Overview[edit]

Litigation funding has two major divisions: consumer financing, commonly referred to as pre-settlement funding or plaintiff advances, and commercial financing. Consumer financing generally consists of small advances between $500 and $2000. Prominent consumer financing companies include LawCash, Oasis Financial, and RD Legal Funding.
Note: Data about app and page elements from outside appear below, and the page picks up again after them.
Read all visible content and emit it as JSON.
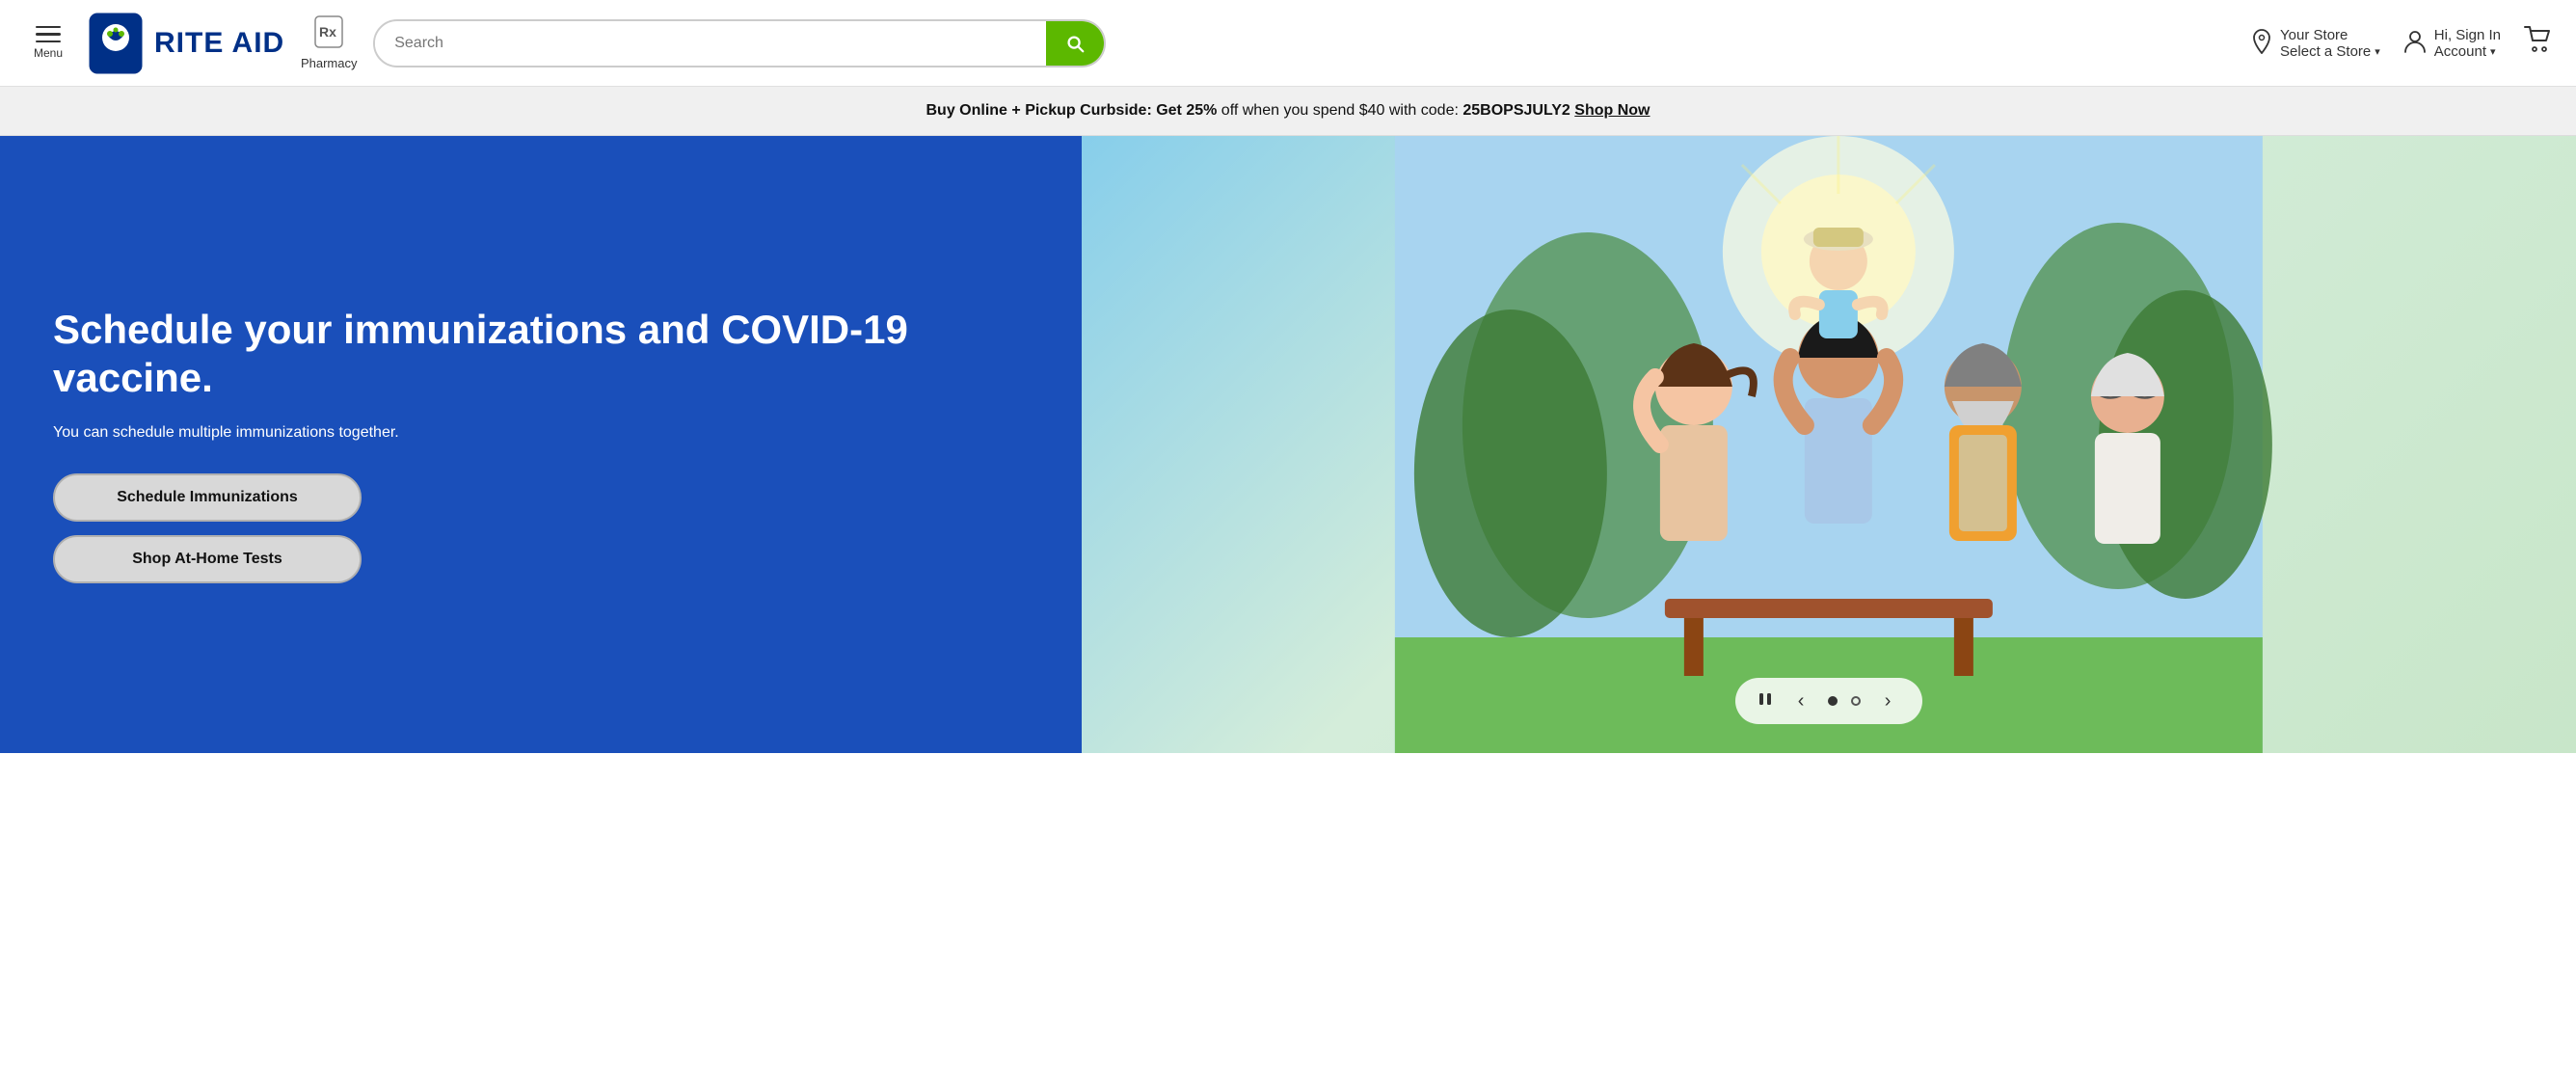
{
  "header": {
    "menu_label": "Menu",
    "logo_brand": "RITE AID",
    "pharmacy_label": "Pharmacy",
    "search_placeholder": "Search",
    "store_top": "Your Store",
    "store_bottom": "Select a Store",
    "account_top": "Hi, Sign In",
    "account_bottom": "Account",
    "search_button_label": "Search"
  },
  "promo": {
    "text_part1": "Buy Online + Pickup Curbside: Get 25%",
    "text_part2": " off when you spend $40 with code: ",
    "code": "25BOPSJULY2",
    "shop_now": "Shop Now"
  },
  "hero": {
    "headline": "Schedule your immunizations and COVID-19 vaccine.",
    "subtext": "You can schedule multiple immunizations together.",
    "btn1": "Schedule Immunizations",
    "btn2": "Shop At-Home Tests"
  },
  "carousel": {
    "prev_label": "‹",
    "next_label": "›",
    "pause_label": "⏸"
  }
}
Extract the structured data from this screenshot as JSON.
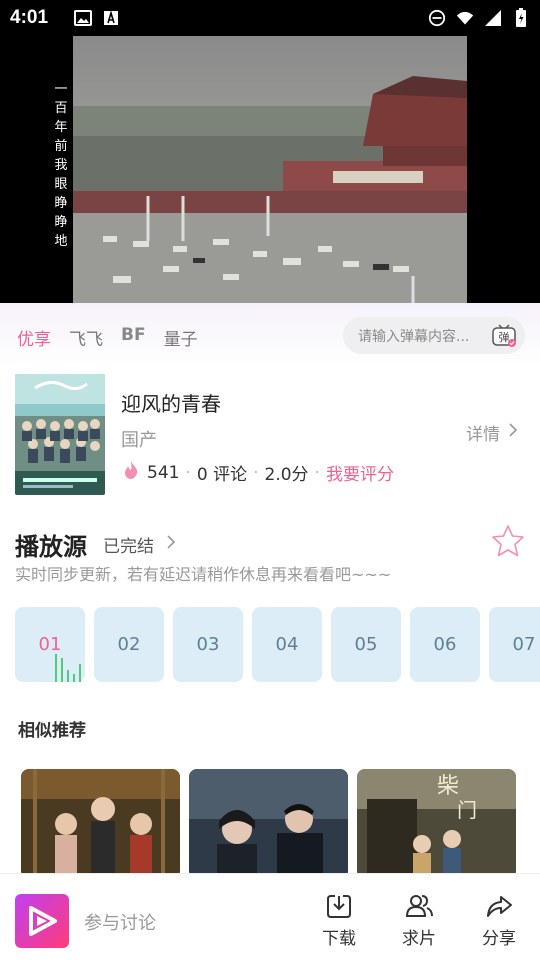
{
  "status_bar": {
    "time": "4:01",
    "icons": [
      "image-icon",
      "a-icon",
      "dnd-icon",
      "wifi-icon",
      "signal-icon",
      "battery-icon"
    ]
  },
  "video": {
    "vertical_caption": "一百年前我眼睁睁地"
  },
  "source_tabs": [
    {
      "label": "优享",
      "active": true
    },
    {
      "label": "飞飞",
      "active": false
    },
    {
      "label": "BF",
      "active": false
    },
    {
      "label": "量子",
      "active": false
    }
  ],
  "danmaku": {
    "placeholder": "请输入弹幕内容...",
    "icon_label": "弹"
  },
  "movie": {
    "title": "迎风的青春",
    "region": "国产",
    "details_label": "详情",
    "heat": "541",
    "comments": "0 评论",
    "score": "2.0分",
    "rate_label": "我要评分"
  },
  "play_source": {
    "title": "播放源",
    "status": "已完结",
    "note": "实时同步更新，若有延迟请稍作休息再来看看吧~~~",
    "episodes": [
      "01",
      "02",
      "03",
      "04",
      "05",
      "06",
      "07"
    ],
    "active_episode": "01"
  },
  "similar": {
    "title": "相似推荐"
  },
  "bottom_bar": {
    "discuss": "参与讨论",
    "download": "下载",
    "request": "求片",
    "share": "分享"
  },
  "colors": {
    "accent": "#f06292",
    "episode_bg": "#dcedf8",
    "logo_gradient_start": "#c040f0",
    "logo_gradient_end": "#ff3b7a"
  }
}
Commercial financing for companies to pursue legal claims generally is dedicated towards payment of attorney fees and litigation costs.[1]

Litigation funding may also come in the form of crowdfunding, in which case hundreds or tens of thousands of individuals can help to pay for a legal dispute, either investing in a case in return for part of a contingent fee, or offering donations to support a legal right that they believe in.[2]

Litigation funding can be broadly split into 4 different forms in the UK, Conditional fee agreements, Damages Based Agreements, Fixed Fees and Third Party Funding.

Third Party Litigation Funding has been analysed and formalised in order to compute the minimum value of a claim suitable for the funding agreement.[3]

History[edit]

Litigation funding has been permitted in England and Wales since 1967. Commercial litigation funding has been allowed in Australia in the late 1990s. Forms of litigation funding have since been authorized in other nations, including the US, Canada and Asia.[4][5]

See also[edit]

References[edit]

  1. ^ Appelbaum, Benyamin (2011-01-16). "Lawsuit Loans Add New Risk for the Injured". The New York Times. Retrieved 2017-06-29.
  2. ^ Thompson, Barney (2018-08-23). "Litigation finance industry opens up to private investors". Financial Times. Retrieved 2020-06-08.}
  3. ^ Merlone, Ugo; Lupano, Matteo (2021). "Third party funding: The minimum claim value". European Journal of Operational Research. doi:10.1016/j.ejor.2021.04.059.
  4. ^ Chellel, Kit (Nov 22, 2016). "In Pursuit of a 10,000% Return". Bloomberg.com.
  5. ^ "The rise of global litigation funding". Raconteur. 2017-03-23. Retrieved 2017-11-13.